Grandis in the Latin meant great, large, awesome, especially in the sense of imposing; it was afterwards applied to the aged, the ripe in experience, an application easy enough to understand when one recalls the reverence paid by the Romans to seniority, long experience, etc. this latter meaning appears in our grandfather, grandmother, grandsire, etc. In English the word developed in two directions, one toward that which is great, large, awe inspiring, as in “grandeur,” the other toward dignity, exalted power. Our own use of the term in “Grand” Lodge, “Grand” East, “Grand” Master, harks back to the latter of the two usages. The head of the Craft is called “Grand”’ Master because he is its most exalted official.
Grip In early Masonic works this is called the gripe. German Freemasons call it der Griff, and the French ones, I'Attouchement.
Next Month the Letter ‘H’. The Webmaster
The Cover Story…. The Star Pyramid, Stirling.
Outside the Church of the Holy Rude is the Valley Cemetery. In past times it was the site of jousting tournaments and markets. Within the cemetery is a pyramid, built by William Drummond in 1863. William Drummond was a local surveyor and nurseryman, whose immediate descendants were a well known family in Stirling. They were responsible for a wide range of activities both locally and nationally. These included the establishment of an agricultural museum in the 1830's, an extensive seed and nursery business, exploration in Africa and the Drummond Tract Enterprise, the foremost 19th century publisher of Religious pamphlets.
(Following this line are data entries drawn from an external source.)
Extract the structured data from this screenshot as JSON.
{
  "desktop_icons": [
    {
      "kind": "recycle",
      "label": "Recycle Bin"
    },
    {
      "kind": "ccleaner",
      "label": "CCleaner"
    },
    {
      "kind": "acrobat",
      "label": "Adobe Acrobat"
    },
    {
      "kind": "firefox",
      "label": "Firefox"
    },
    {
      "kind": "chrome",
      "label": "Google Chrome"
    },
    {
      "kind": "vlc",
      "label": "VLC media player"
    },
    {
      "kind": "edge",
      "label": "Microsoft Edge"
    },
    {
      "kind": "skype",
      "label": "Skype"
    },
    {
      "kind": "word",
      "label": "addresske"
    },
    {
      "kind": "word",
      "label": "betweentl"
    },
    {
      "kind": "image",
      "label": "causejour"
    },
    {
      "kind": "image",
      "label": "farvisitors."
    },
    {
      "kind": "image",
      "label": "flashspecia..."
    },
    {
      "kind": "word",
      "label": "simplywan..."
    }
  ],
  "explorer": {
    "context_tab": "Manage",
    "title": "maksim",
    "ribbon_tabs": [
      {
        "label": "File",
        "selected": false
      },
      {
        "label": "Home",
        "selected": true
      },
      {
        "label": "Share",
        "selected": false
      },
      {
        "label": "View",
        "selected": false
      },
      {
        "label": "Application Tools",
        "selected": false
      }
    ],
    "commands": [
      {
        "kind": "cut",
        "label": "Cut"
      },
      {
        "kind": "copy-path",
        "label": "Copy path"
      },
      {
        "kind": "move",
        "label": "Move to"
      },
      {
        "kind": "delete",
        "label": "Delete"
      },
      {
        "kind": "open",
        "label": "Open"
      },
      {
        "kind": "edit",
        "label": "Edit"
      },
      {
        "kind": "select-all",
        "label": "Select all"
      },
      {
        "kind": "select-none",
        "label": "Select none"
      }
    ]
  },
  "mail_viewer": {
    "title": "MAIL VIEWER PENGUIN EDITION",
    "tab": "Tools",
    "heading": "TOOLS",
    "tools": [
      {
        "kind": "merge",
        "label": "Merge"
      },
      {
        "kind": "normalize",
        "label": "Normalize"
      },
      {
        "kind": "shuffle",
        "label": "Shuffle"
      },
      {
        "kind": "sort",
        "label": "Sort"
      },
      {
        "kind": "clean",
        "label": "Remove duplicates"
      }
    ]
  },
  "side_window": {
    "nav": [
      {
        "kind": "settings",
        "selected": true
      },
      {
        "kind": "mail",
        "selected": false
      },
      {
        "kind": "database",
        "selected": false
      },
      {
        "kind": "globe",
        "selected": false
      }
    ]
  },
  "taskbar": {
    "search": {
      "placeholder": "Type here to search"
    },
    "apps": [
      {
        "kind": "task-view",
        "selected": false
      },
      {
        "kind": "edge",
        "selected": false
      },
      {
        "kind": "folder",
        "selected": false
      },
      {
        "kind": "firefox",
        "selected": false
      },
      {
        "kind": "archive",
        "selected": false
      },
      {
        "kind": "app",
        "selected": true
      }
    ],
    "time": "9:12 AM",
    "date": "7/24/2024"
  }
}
William was the eldest son of the wellknown Stirling family which included Peter Drummond and his nephew Henry. He was one of the instigators of the Valley Cemetery and his obsession with religion can be seen in the Martyrs' Monument and the Star Pyramid (also known as Salem Rock).
He commissioned the Star Pyramid from William Barclay in 1863 - note the white marble Bibles incorporated by Barclay round the base of the edifice and the names of religious tracts (published by his brother Peter's "Drummond Tract Enterprise"). The Pyramid is dedicated to all those who suffered martyrdom in the cause of civil and religious liberty in Scotland. William planted a Pleasure Garden round the Pyramid, complete with trees and plants. He also paid for five of the six statues seen in various parts of the graveyard and donated trees to be planted round the National Wallace Monument. This area was laid out as a public pleasure ground by local nurseryman and evangelist, William Drummond. The Star Pyramid, with its texts and emblems, was nearing completion in April 1863, when a bible and the Confession of faith were sealed into a chamber within the structure. It recalls the principles of the Reformation and publicised the famous Drummond Tract Enterprises. The pyramid is on a raised plinth of 4 steps and has a set of steps leading to it. Each of the faces are very similar. On one face is a circular marble plaque, the text of which is very worn and some of the lower part is readable. So if you are ever in Stirling look the Star Pyramid up, it’s right beside the Castle. Brethren, I’m always on the look-out for interesting articles such as this for the newsletter. If anyone has a story/article/lectures/photos or even an idea, please get in touch, I will be only too happy to include it. I’m especially looking for Masonic artefacts that you might think the Brethren of this newsletter might like to share.
Published on May 26, 2012